What are some of the academic and professional experiences during your time at Emerson help prepare you for your job with Candlewick Press?
Melanie: “My after-school job as a children’s bookseller was honestly one of the most important career decisions I made during my college years. My experience as a bookseller was invaluable and my years there shaped the kind of editor I’ve become. Because of that job, I actually switched my major from Journalism to Writing, Literature, and Publishing. The publishing classes I took then definitely gave me an advantage when I first started my career.
Also, at certain points during my time at Emerson, I couldn’t afford to be a full-time student so I joined a lot of school clubs to feel like I was still a part of the Emerson community. I’m thankful that I did that because several of those clubs like Emerson Review and Campus Conversations on Race really prepared me for my work in publishing.”

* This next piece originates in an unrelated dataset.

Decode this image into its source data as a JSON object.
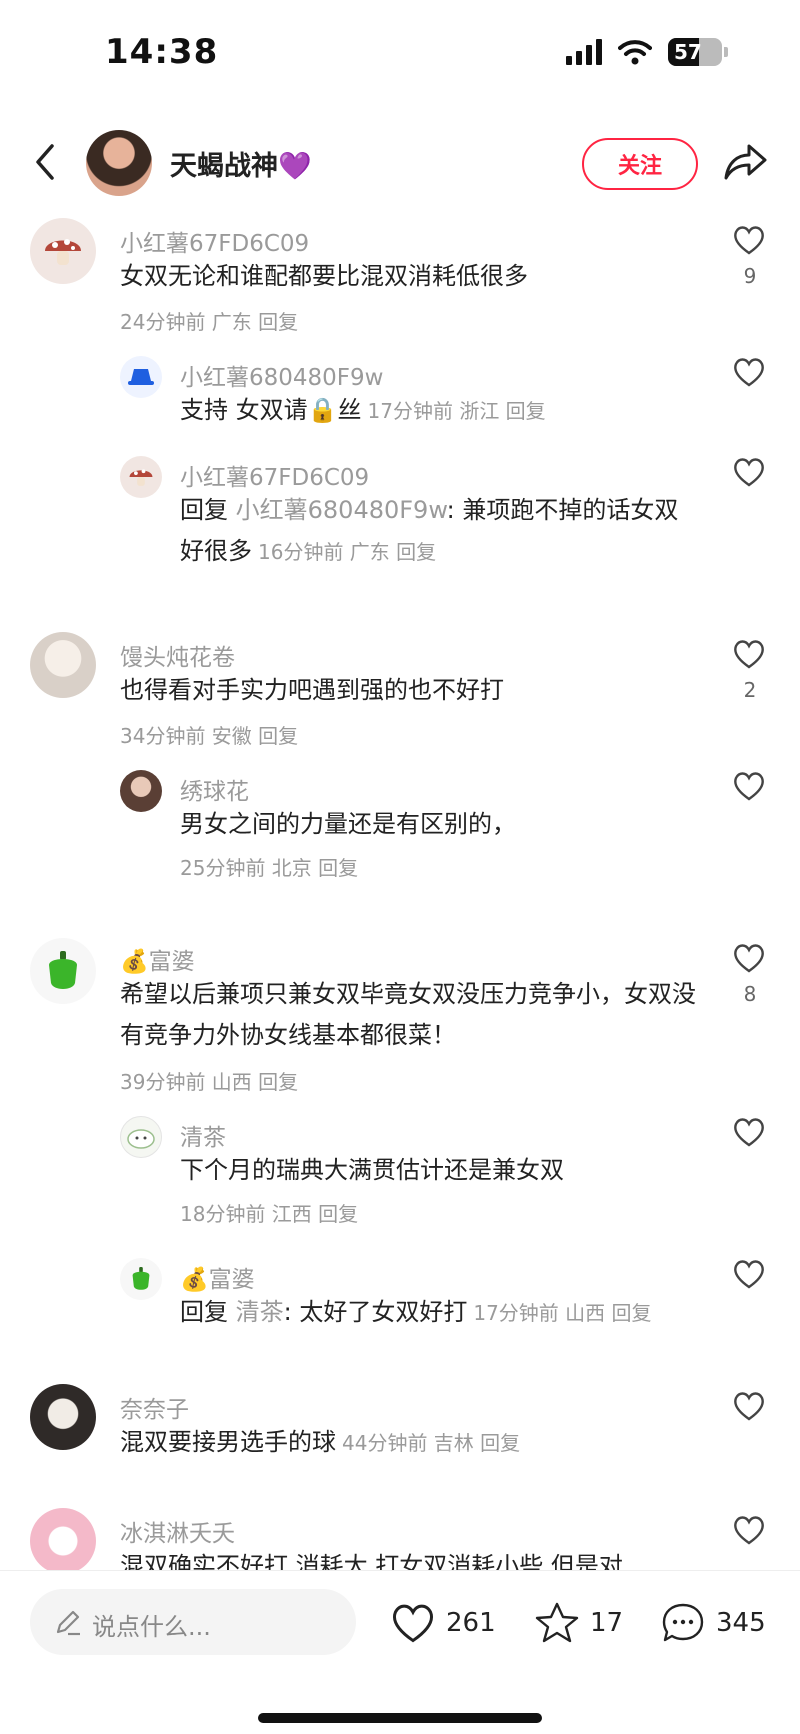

What does representation for womxn mean for you in the field of publishing?
“Some of my industry friends jokingly describe the publishing industry as “lady utopia.” And it’s true. People who work in publishing, especially in children’s publishing, are mostly womxn. However, womxn of color are still few and far between. Throughout my career, I’ve gotten used to being the only Latinx person in the room and, sometimes, the only person of color in the room. It shouldn’t be that way. Publishing needs to be more of a true representation of how the world really looks because when there’s more diversity in publishing, the books that we create become far more diverse as well.”
There is a lot of conversation about professional allies, both for women supporting one another and men supporting women. What do you think makes for great allyship?
“I think allyship is all about listening and caring about one another. It’s also about being aware of your surroundings – if you see a coworker having a hard time professionally, see how you can help. If you feel comfortable about it, talk to them. I’ve been fortunate enough to have coworkers notice when I’m struggling and offer to help me out. And I’ve tried to do the same, especially with co-workers who are new to the industry. So many times, it turns out that what they’re experiencing is something that I’ve gone through as well and it’s helpful for people to know that they’re not alone.”
Who in your network or “career community” have been influential for you during your career so far and why?
“It’s known that publishing is a hard industry to break into and that was no different for me. In the beginning, I had a hard time not only finding a job but also finding the right environment where I felt like I could grow and succeed. When I became an editorial assistant at Candlewick, I finally felt like I had found the right place for me. That was in large part due to having really supportive managers who, throughout the years, have taken the time and effort to mentor me. Without that kind of support, I know that I would not have lasted long in this industry. I’m really, really lucky.”